> _Activity_
Pictures must not appear in your answer. Write out exactly the lines from the one with "Extract the structured" through the last line of the entries below.

- - - -

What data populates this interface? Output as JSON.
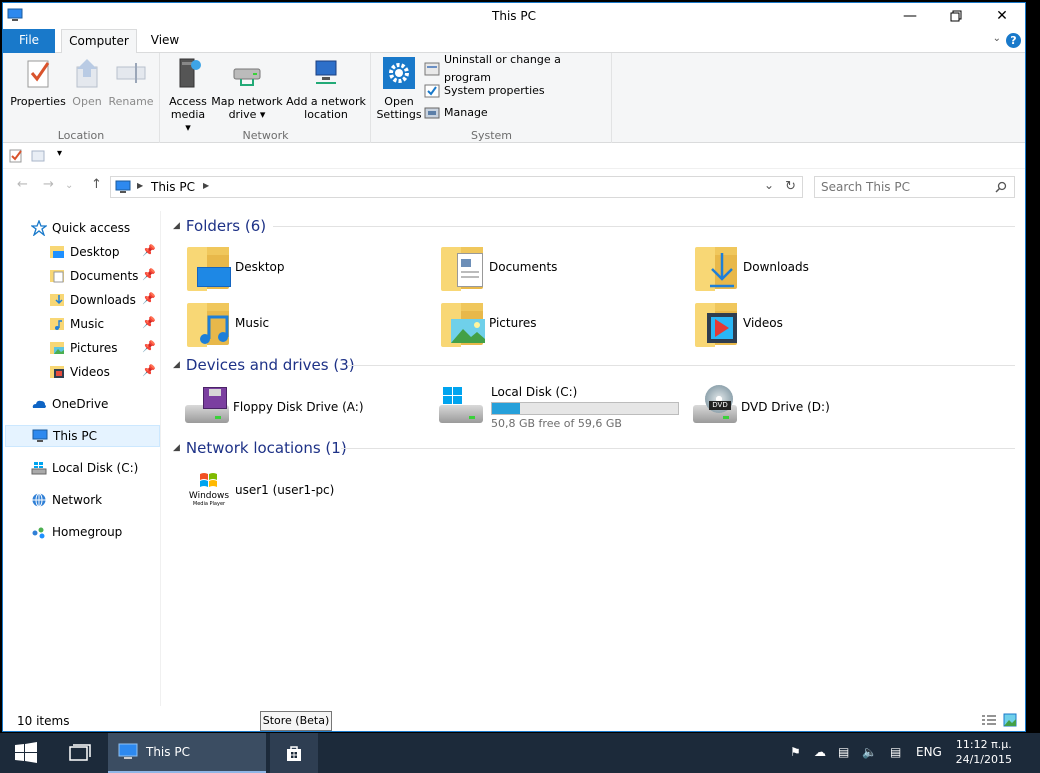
{
  "window": {
    "title": "This PC"
  },
  "tabs": {
    "file": "File",
    "computer": "Computer",
    "view": "View"
  },
  "ribbon": {
    "location": {
      "label": "Location",
      "properties": "Properties",
      "open": "Open",
      "rename": "Rename"
    },
    "network": {
      "label": "Network",
      "access_media_1": "Access",
      "access_media_2": "media ▾",
      "map_drive_1": "Map network",
      "map_drive_2": "drive ▾",
      "add_location_1": "Add a network",
      "add_location_2": "location"
    },
    "system": {
      "label": "System",
      "open_settings_1": "Open",
      "open_settings_2": "Settings",
      "uninstall": "Uninstall or change a program",
      "system_properties": "System properties",
      "manage": "Manage"
    }
  },
  "address": {
    "crumb": "This PC"
  },
  "search": {
    "placeholder": "Search This PC"
  },
  "sidebar": {
    "quick_access": "Quick access",
    "items": [
      "Desktop",
      "Documents",
      "Downloads",
      "Music",
      "Pictures",
      "Videos"
    ],
    "onedrive": "OneDrive",
    "this_pc": "This PC",
    "local_disk": "Local Disk (C:)",
    "network": "Network",
    "homegroup": "Homegroup"
  },
  "content": {
    "folders_header": "Folders (6)",
    "folders": [
      "Desktop",
      "Documents",
      "Downloads",
      "Music",
      "Pictures",
      "Videos"
    ],
    "devices_header": "Devices and drives (3)",
    "floppy": "Floppy Disk Drive (A:)",
    "local_disk": "Local Disk (C:)",
    "local_disk_free": "50,8 GB free of 59,6 GB",
    "local_disk_used_fraction": 0.148,
    "dvd": "DVD Drive (D:)",
    "network_header": "Network locations (1)",
    "network_item": "user1 (user1-pc)",
    "wmp_1": "Windows",
    "wmp_2": "Media Player"
  },
  "status": {
    "count": "10 items"
  },
  "tooltip": "Store (Beta)",
  "taskbar": {
    "app": "This PC",
    "lang": "ENG",
    "time": "11:12 π.μ.",
    "date": "24/1/2015"
  },
  "colors": {
    "accent": "#1979ca",
    "taskbar": "#1c2a3a",
    "folder": "#f8d775"
  }
}
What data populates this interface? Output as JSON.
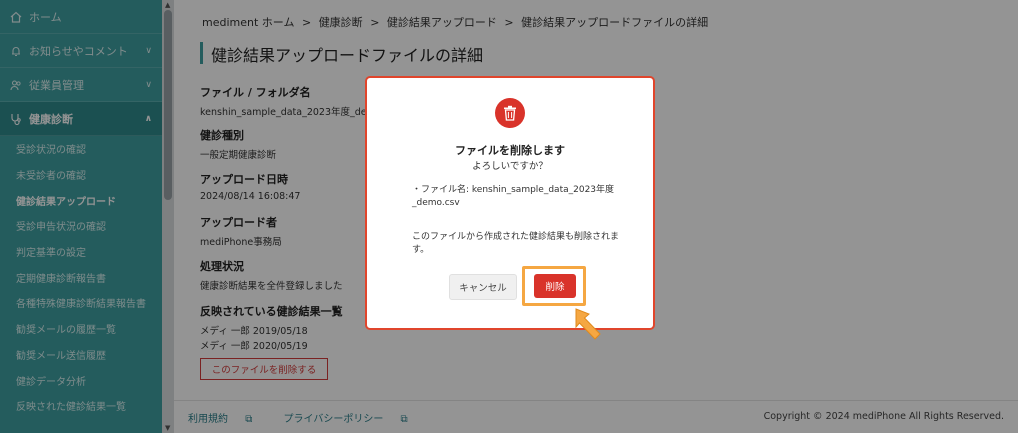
{
  "sidebar": {
    "items": [
      {
        "label": "ホーム",
        "icon": "home-icon"
      },
      {
        "label": "お知らせやコメント",
        "icon": "bell-icon"
      },
      {
        "label": "従業員管理",
        "icon": "people-icon"
      },
      {
        "label": "健康診断",
        "icon": "stethoscope-icon"
      }
    ],
    "sub_items": [
      "受診状況の確認",
      "未受診者の確認",
      "健診結果アップロード",
      "受診申告状況の確認",
      "判定基準の設定",
      "定期健康診断報告書",
      "各種特殊健康診断結果報告書",
      "勧奨メールの履歴一覧",
      "勧奨メール送信履歴",
      "健診データ分析",
      "反映された健診結果一覧"
    ]
  },
  "breadcrumb": {
    "home": "mediment ホーム",
    "sep": ">",
    "level1": "健康診断",
    "level2": "健診結果アップロード",
    "current": "健診結果アップロードファイルの詳細"
  },
  "page": {
    "title": "健診結果アップロードファイルの詳細",
    "file_label": "ファイル / フォルダ名",
    "file_value": "kenshin_sample_data_2023年度_dem",
    "type_label": "健診種別",
    "type_value": "一般定期健康診断",
    "date_label": "アップロード日時",
    "date_value": "2024/08/14 16:08:47",
    "uploader_label": "アップロード者",
    "uploader_value": "mediPhone事務局",
    "status_label": "処理状況",
    "status_value": "健康診断結果を全件登録しました",
    "results_label": "反映されている健診結果一覧",
    "results": [
      "メディ 一郎 2019/05/18",
      "メディ 一郎 2020/05/19"
    ],
    "delete_file_button": "このファイルを削除する"
  },
  "footer": {
    "terms": "利用規約",
    "privacy": "プライバシーポリシー",
    "copyright": "Copyright © 2024 mediPhone All Rights Reserved."
  },
  "modal": {
    "title": "ファイルを削除します",
    "subtitle": "よろしいですか？",
    "file_line": "・ファイル名: kenshin_sample_data_2023年度_demo.csv",
    "note": "このファイルから作成された健診結果も削除されます。",
    "cancel": "キャンセル",
    "delete": "削除"
  },
  "colors": {
    "sidebar": "#3f9fa1",
    "accent": "#d9332a",
    "highlight": "#f5a742"
  }
}
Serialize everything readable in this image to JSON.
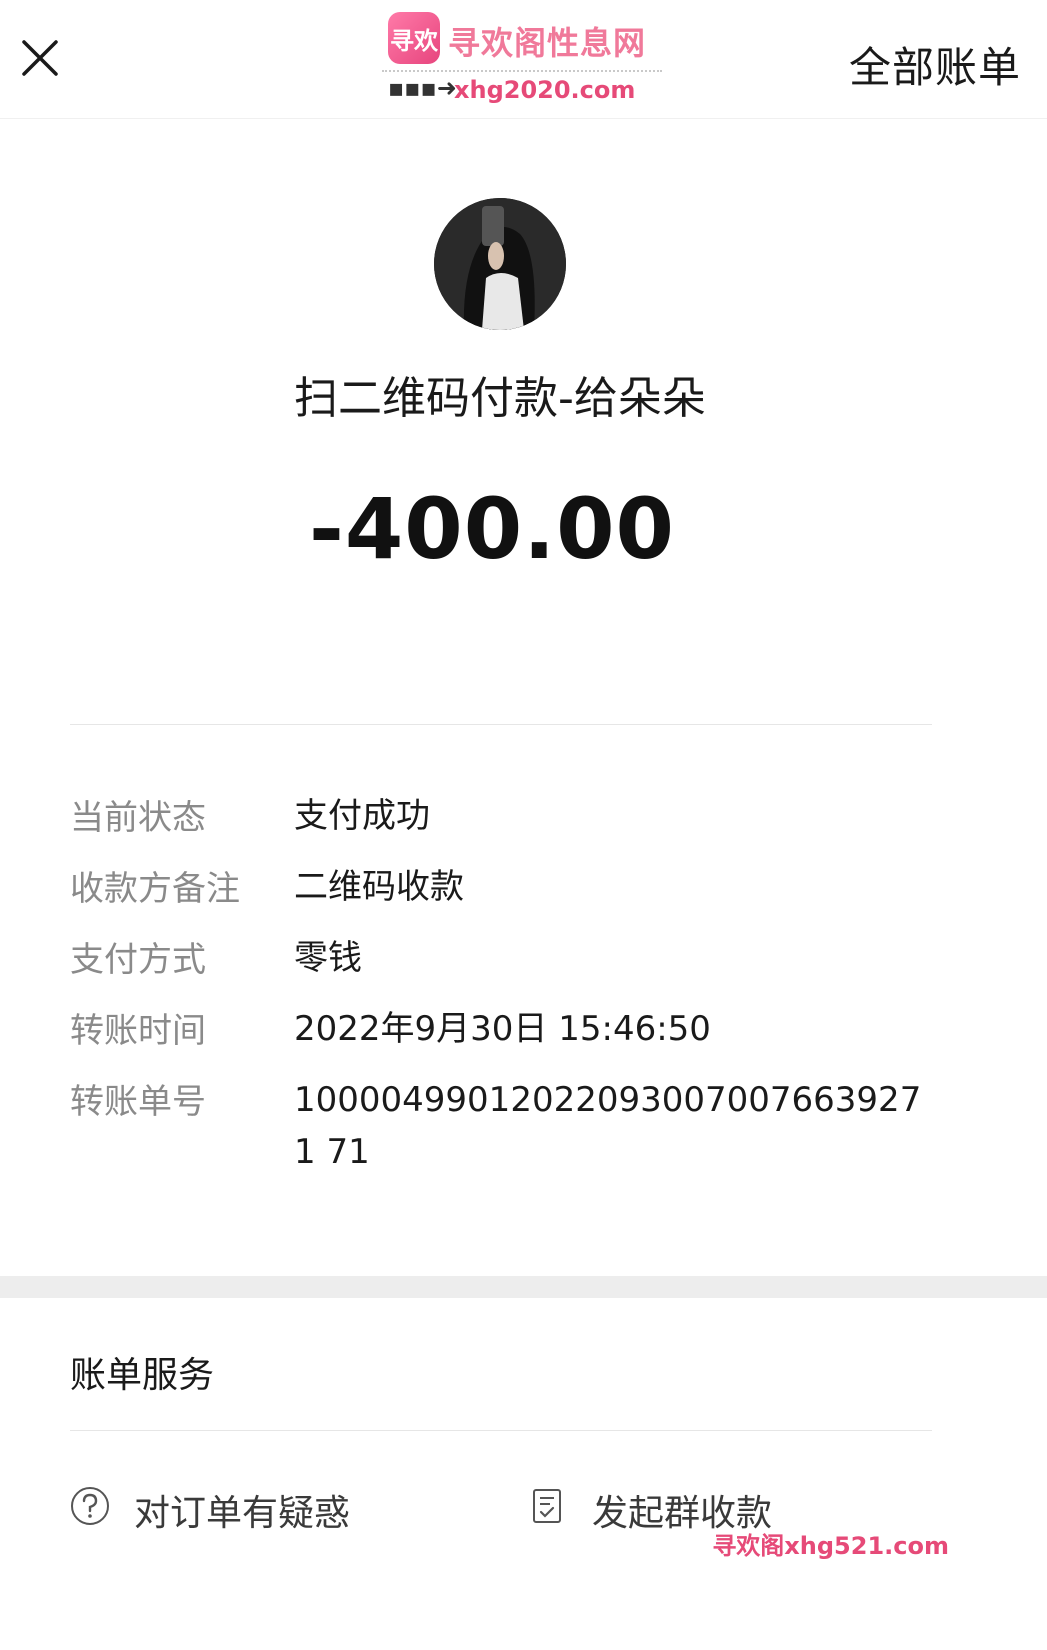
{
  "header": {
    "all_bills_label": "全部账单"
  },
  "watermark": {
    "logo_text": "寻欢",
    "site_name": "寻欢阁性息网",
    "site_url": "xhg2020.com",
    "bottom_text": "寻欢阁xhg521.com",
    "color": "#e64a78"
  },
  "payment": {
    "title": "扫二维码付款-给朵朵",
    "amount": "-400.00"
  },
  "details": [
    {
      "label": "当前状态",
      "value": "支付成功"
    },
    {
      "label": "收款方备注",
      "value": "二维码收款"
    },
    {
      "label": "支付方式",
      "value": "零钱"
    },
    {
      "label": "转账时间",
      "value": "2022年9月30日 15:46:50"
    },
    {
      "label": "转账单号",
      "value": "100004990120220930070076639271 71"
    }
  ],
  "services": {
    "title": "账单服务",
    "items": [
      {
        "label": "对订单有疑惑",
        "icon": "question-circle-icon"
      },
      {
        "label": "发起群收款",
        "icon": "document-check-icon"
      }
    ]
  }
}
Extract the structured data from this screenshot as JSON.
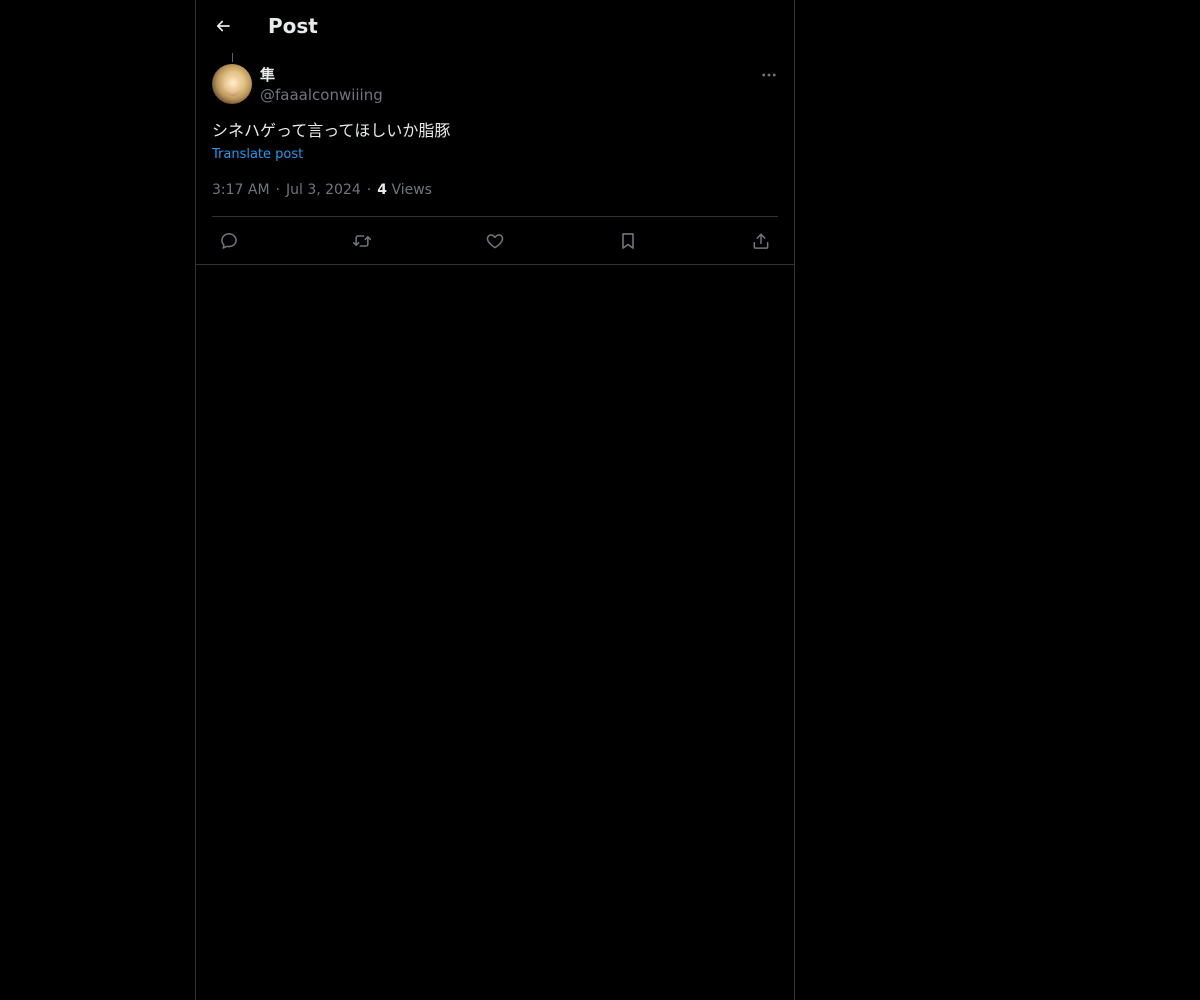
{
  "header": {
    "title": "Post",
    "back_icon": "arrow-left-icon"
  },
  "post": {
    "author": {
      "name": "隼",
      "handle": "@faaalconwiiing"
    },
    "text": "シネハゲって言ってほしいか脂豚",
    "translate_label": "Translate post",
    "time": "3:17 AM",
    "date": "Jul 3, 2024",
    "views_count": "4",
    "views_label": "Views",
    "more_icon": "ellipsis-icon"
  },
  "actions": {
    "reply": "reply-icon",
    "repost": "repost-icon",
    "like": "heart-icon",
    "bookmark": "bookmark-icon",
    "share": "share-icon"
  },
  "colors": {
    "background": "#000000",
    "text_primary": "#e7e9ea",
    "text_secondary": "#71767b",
    "link": "#1d9bf0",
    "border": "#2f3336"
  }
}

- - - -

> _Reply_
Extract the structured data from this screenshot as JSON.
{
  "header": {
    "title": "Post",
    "back_icon": "arrow-left-icon"
  },
  "post": {
    "author": {
      "name": "隼",
      "handle": "@faaalconwiiing"
    },
    "text": "シネハゲって言ってほしいか脂豚",
    "translate_label": "Translate post",
    "time": "3:17 AM",
    "date": "Jul 3, 2024",
    "views_count": "4",
    "views_label": "Views",
    "more_icon": "ellipsis-icon"
  },
  "actions": {
    "reply": "reply-icon",
    "repost": "repost-icon",
    "like": "heart-icon",
    "bookmark": "bookmark-icon",
    "share": "share-icon"
  },
  "colors": {
    "background": "#000000",
    "text_primary": "#e7e9ea",
    "text_secondary": "#71767b",
    "link": "#1d9bf0",
    "border": "#2f3336"
  }
}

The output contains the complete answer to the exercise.